» **ACTIVITY**
When the word "Aniline" appears in a line of the data below, list that line.

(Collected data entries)
:::::
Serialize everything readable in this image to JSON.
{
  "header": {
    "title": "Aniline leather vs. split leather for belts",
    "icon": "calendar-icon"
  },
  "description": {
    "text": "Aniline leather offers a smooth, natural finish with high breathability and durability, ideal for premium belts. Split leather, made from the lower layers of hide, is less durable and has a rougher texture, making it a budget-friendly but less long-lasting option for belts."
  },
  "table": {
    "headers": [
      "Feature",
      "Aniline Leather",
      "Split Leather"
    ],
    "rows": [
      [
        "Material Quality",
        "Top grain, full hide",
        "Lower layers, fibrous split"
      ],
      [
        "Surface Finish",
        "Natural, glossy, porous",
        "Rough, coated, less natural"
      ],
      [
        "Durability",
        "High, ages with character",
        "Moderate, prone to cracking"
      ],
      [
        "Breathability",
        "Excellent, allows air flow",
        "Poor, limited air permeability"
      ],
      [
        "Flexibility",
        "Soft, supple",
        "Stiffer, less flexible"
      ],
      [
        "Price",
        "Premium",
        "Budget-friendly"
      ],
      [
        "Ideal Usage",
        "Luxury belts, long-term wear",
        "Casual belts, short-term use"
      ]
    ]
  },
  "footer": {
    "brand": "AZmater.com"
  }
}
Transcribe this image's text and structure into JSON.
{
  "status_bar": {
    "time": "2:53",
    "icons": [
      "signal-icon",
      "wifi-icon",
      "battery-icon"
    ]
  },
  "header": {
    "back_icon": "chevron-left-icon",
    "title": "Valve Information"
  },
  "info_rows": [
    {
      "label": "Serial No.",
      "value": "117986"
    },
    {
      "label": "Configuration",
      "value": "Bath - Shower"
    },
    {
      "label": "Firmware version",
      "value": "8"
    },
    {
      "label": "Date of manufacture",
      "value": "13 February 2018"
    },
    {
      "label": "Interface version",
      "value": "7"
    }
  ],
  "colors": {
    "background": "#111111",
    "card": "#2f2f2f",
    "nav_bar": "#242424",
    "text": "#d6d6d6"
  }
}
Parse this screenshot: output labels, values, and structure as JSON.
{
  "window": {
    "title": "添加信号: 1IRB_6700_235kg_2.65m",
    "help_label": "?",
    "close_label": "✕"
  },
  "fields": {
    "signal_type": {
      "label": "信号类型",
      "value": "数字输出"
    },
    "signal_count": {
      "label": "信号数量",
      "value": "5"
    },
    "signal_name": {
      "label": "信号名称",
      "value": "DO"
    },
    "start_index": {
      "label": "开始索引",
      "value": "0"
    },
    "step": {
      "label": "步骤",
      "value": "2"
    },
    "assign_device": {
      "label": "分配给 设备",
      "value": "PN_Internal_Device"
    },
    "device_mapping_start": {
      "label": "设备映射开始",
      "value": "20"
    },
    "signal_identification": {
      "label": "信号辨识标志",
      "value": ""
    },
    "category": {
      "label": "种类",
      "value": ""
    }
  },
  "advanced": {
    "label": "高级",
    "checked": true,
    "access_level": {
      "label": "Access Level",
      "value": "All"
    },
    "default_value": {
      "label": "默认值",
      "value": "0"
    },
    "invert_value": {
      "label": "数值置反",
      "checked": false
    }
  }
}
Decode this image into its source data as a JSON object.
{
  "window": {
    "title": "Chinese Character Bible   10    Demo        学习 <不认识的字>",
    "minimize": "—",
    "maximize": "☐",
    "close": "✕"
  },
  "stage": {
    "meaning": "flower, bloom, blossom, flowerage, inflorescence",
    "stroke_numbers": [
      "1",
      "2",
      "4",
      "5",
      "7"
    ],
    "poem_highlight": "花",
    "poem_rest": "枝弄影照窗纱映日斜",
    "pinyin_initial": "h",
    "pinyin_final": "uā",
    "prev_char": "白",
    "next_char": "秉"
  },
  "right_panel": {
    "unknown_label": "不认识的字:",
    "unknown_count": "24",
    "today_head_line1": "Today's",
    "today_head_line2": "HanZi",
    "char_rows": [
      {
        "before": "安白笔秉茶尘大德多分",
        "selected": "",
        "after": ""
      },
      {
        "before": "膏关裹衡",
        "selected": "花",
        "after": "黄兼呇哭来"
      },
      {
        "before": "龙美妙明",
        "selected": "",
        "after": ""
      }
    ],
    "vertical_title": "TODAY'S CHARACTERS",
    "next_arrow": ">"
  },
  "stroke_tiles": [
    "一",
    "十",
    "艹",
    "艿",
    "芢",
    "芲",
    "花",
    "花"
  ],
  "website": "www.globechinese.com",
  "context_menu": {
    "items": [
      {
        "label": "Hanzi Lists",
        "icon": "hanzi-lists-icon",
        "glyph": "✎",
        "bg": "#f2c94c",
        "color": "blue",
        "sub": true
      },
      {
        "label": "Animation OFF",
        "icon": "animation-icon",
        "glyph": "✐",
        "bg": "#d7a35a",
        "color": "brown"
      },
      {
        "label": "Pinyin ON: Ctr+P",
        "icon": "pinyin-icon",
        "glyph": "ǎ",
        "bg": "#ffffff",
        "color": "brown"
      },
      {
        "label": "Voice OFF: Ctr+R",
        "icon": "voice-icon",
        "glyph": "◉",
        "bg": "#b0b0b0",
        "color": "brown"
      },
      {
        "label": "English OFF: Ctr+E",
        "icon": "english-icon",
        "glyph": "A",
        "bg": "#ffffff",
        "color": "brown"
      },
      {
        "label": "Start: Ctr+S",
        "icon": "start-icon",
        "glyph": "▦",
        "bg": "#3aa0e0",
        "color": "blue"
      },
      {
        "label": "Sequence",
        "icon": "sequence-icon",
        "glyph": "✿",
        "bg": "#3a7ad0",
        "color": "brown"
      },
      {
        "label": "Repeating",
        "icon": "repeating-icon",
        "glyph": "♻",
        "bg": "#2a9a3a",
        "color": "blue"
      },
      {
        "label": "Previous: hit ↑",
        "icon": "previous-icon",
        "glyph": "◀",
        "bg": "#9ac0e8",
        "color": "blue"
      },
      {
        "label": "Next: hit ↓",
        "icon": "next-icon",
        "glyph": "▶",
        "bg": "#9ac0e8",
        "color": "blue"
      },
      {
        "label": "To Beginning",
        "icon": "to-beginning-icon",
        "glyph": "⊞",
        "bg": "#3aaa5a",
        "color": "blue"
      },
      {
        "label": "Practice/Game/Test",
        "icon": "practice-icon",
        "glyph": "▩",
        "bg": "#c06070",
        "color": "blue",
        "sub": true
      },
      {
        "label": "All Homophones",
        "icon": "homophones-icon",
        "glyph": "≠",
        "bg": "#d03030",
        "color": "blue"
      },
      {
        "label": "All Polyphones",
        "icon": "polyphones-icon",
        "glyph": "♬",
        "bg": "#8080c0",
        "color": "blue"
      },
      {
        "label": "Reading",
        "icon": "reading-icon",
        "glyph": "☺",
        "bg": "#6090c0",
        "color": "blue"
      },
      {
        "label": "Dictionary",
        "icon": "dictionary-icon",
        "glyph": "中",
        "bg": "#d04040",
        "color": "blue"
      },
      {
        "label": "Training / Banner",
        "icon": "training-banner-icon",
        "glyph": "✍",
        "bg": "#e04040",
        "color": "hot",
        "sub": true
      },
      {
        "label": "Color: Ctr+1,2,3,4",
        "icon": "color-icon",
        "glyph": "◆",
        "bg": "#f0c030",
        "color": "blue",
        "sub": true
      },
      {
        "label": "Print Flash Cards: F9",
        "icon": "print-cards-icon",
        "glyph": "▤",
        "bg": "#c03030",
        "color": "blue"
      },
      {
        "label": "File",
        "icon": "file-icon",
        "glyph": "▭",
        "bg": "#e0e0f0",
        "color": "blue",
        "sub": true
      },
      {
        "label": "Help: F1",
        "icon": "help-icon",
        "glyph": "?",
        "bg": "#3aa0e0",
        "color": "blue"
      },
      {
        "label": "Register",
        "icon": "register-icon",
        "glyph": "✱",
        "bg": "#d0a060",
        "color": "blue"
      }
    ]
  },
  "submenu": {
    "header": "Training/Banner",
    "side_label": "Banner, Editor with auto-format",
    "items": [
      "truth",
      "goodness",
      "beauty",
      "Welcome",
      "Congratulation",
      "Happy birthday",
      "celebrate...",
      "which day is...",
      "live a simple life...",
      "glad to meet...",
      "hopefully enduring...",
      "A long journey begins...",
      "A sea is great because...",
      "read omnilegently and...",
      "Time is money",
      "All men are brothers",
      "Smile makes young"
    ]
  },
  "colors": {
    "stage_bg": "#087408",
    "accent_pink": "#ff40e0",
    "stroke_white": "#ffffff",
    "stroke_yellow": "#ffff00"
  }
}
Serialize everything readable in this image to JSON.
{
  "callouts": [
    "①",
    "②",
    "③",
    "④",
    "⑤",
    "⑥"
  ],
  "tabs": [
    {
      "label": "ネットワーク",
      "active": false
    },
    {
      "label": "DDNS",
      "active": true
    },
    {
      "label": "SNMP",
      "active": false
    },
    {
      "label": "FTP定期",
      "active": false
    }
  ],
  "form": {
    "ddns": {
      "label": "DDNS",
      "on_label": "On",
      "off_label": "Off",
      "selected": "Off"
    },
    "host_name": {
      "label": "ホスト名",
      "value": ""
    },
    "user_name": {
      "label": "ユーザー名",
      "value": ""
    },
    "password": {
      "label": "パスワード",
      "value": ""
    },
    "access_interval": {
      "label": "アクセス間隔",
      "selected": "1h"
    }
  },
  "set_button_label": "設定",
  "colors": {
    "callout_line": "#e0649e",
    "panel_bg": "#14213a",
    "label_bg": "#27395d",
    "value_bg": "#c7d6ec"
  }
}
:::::
» **RESULT**
    "title": "Aniline leather vs. split leather for belts",
    "text": "Aniline leather offers a smooth, natural finish with high breathability and durability, ideal for premium belts. Split leather, made from the lower layers of hide, is less durable and has a rougher texture, making it a budget-friendly but less long-lasting option for belts."
      "Aniline Leather",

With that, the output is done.